Work to complete:
All of the data below should come back exactly as written, minus its images.
======== Given records ========
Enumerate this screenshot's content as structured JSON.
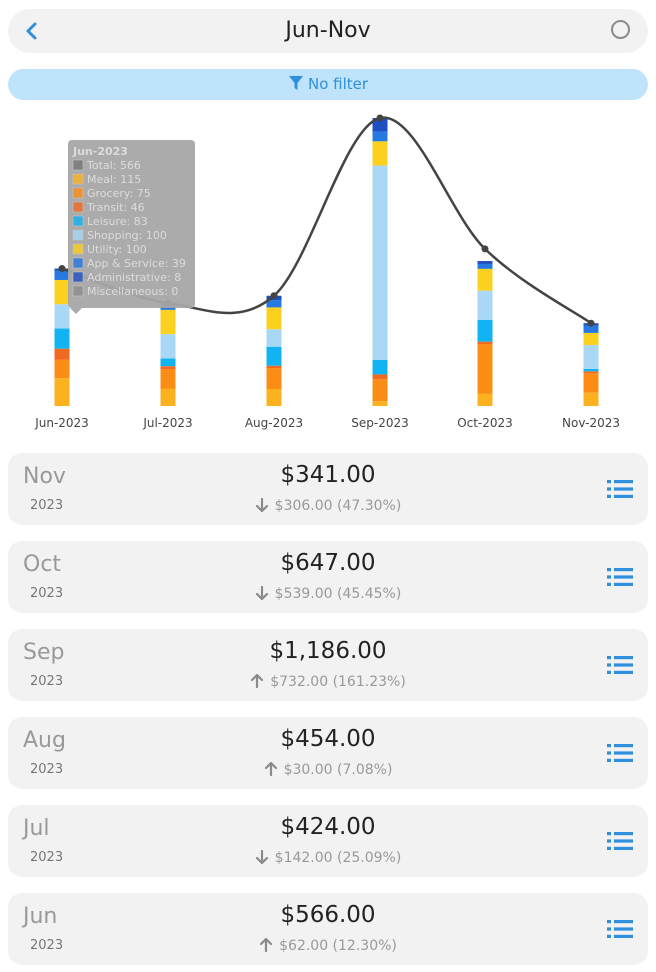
{
  "header": {
    "title": "Jun-Nov",
    "back_icon": "chevron-left-icon",
    "radio_icon": "radio-circle-icon"
  },
  "filter": {
    "label": "No filter",
    "icon": "filter-funnel-icon",
    "color": "#2f8fdc"
  },
  "colors": {
    "Meal": "#fbb21e",
    "Grocery": "#fb8c14",
    "Transit": "#f26a21",
    "Leisure": "#11b3f2",
    "Shopping": "#a8d8f6",
    "Utility": "#fcd01e",
    "App & Service": "#2579e0",
    "Administrative": "#1e4fc2",
    "Miscellaneous": "#8c8c8c"
  },
  "chart_data": {
    "type": "bar",
    "stacked": true,
    "categories": [
      "Jun-2023",
      "Jul-2023",
      "Aug-2023",
      "Sep-2023",
      "Oct-2023",
      "Nov-2023"
    ],
    "series": [
      {
        "name": "Meal",
        "values": [
          115,
          72,
          70,
          20,
          50,
          55
        ]
      },
      {
        "name": "Grocery",
        "values": [
          75,
          80,
          86,
          90,
          205,
          80
        ]
      },
      {
        "name": "Transit",
        "values": [
          46,
          12,
          10,
          20,
          10,
          8
        ]
      },
      {
        "name": "Leisure",
        "values": [
          83,
          32,
          78,
          60,
          90,
          10
        ]
      },
      {
        "name": "Shopping",
        "values": [
          100,
          100,
          72,
          800,
          120,
          98
        ]
      },
      {
        "name": "Utility",
        "values": [
          100,
          100,
          90,
          100,
          90,
          50
        ]
      },
      {
        "name": "App & Service",
        "values": [
          39,
          20,
          30,
          40,
          20,
          30
        ]
      },
      {
        "name": "Administrative",
        "values": [
          8,
          8,
          18,
          56,
          12,
          10
        ]
      },
      {
        "name": "Miscellaneous",
        "values": [
          0,
          0,
          0,
          0,
          0,
          0
        ]
      }
    ],
    "totals": [
      566,
      424,
      454,
      1186,
      647,
      341
    ],
    "trend_line": true,
    "tooltip": {
      "title": "Jun-2023",
      "lines": [
        "Total: 566",
        "Meal: 115",
        "Grocery: 75",
        "Transit: 46",
        "Leisure: 83",
        "Shopping: 100",
        "Utility: 100",
        "App & Service: 39",
        "Administrative: 8",
        "Miscellaneous: 0"
      ]
    }
  },
  "months": [
    {
      "month": "Nov",
      "year": "2023",
      "total": "$341.00",
      "change": "$306.00 (47.30%)",
      "direction": "down"
    },
    {
      "month": "Oct",
      "year": "2023",
      "total": "$647.00",
      "change": "$539.00 (45.45%)",
      "direction": "down"
    },
    {
      "month": "Sep",
      "year": "2023",
      "total": "$1,186.00",
      "change": "$732.00 (161.23%)",
      "direction": "up"
    },
    {
      "month": "Aug",
      "year": "2023",
      "total": "$454.00",
      "change": "$30.00 (7.08%)",
      "direction": "up"
    },
    {
      "month": "Jul",
      "year": "2023",
      "total": "$424.00",
      "change": "$142.00 (25.09%)",
      "direction": "down"
    },
    {
      "month": "Jun",
      "year": "2023",
      "total": "$566.00",
      "change": "$62.00 (12.30%)",
      "direction": "up"
    }
  ]
}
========
Result for this exercise:
Enumerate this screenshot's content as structured JSON.
{
  "header": {
    "title": "Jun-Nov",
    "back_icon": "chevron-left-icon",
    "radio_icon": "radio-circle-icon"
  },
  "filter": {
    "label": "No filter",
    "icon": "filter-funnel-icon",
    "color": "#2f8fdc"
  },
  "colors": {
    "Meal": "#fbb21e",
    "Grocery": "#fb8c14",
    "Transit": "#f26a21",
    "Leisure": "#11b3f2",
    "Shopping": "#a8d8f6",
    "Utility": "#fcd01e",
    "App & Service": "#2579e0",
    "Administrative": "#1e4fc2",
    "Miscellaneous": "#8c8c8c"
  },
  "chart_data": {
    "type": "bar",
    "stacked": true,
    "categories": [
      "Jun-2023",
      "Jul-2023",
      "Aug-2023",
      "Sep-2023",
      "Oct-2023",
      "Nov-2023"
    ],
    "series": [
      {
        "name": "Meal",
        "values": [
          115,
          72,
          70,
          20,
          50,
          55
        ]
      },
      {
        "name": "Grocery",
        "values": [
          75,
          80,
          86,
          90,
          205,
          80
        ]
      },
      {
        "name": "Transit",
        "values": [
          46,
          12,
          10,
          20,
          10,
          8
        ]
      },
      {
        "name": "Leisure",
        "values": [
          83,
          32,
          78,
          60,
          90,
          10
        ]
      },
      {
        "name": "Shopping",
        "values": [
          100,
          100,
          72,
          800,
          120,
          98
        ]
      },
      {
        "name": "Utility",
        "values": [
          100,
          100,
          90,
          100,
          90,
          50
        ]
      },
      {
        "name": "App & Service",
        "values": [
          39,
          20,
          30,
          40,
          20,
          30
        ]
      },
      {
        "name": "Administrative",
        "values": [
          8,
          8,
          18,
          56,
          12,
          10
        ]
      },
      {
        "name": "Miscellaneous",
        "values": [
          0,
          0,
          0,
          0,
          0,
          0
        ]
      }
    ],
    "totals": [
      566,
      424,
      454,
      1186,
      647,
      341
    ],
    "trend_line": true,
    "tooltip": {
      "title": "Jun-2023",
      "lines": [
        "Total: 566",
        "Meal: 115",
        "Grocery: 75",
        "Transit: 46",
        "Leisure: 83",
        "Shopping: 100",
        "Utility: 100",
        "App & Service: 39",
        "Administrative: 8",
        "Miscellaneous: 0"
      ]
    }
  },
  "months": [
    {
      "month": "Nov",
      "year": "2023",
      "total": "$341.00",
      "change": "$306.00 (47.30%)",
      "direction": "down"
    },
    {
      "month": "Oct",
      "year": "2023",
      "total": "$647.00",
      "change": "$539.00 (45.45%)",
      "direction": "down"
    },
    {
      "month": "Sep",
      "year": "2023",
      "total": "$1,186.00",
      "change": "$732.00 (161.23%)",
      "direction": "up"
    },
    {
      "month": "Aug",
      "year": "2023",
      "total": "$454.00",
      "change": "$30.00 (7.08%)",
      "direction": "up"
    },
    {
      "month": "Jul",
      "year": "2023",
      "total": "$424.00",
      "change": "$142.00 (25.09%)",
      "direction": "down"
    },
    {
      "month": "Jun",
      "year": "2023",
      "total": "$566.00",
      "change": "$62.00 (12.30%)",
      "direction": "up"
    }
  ]
}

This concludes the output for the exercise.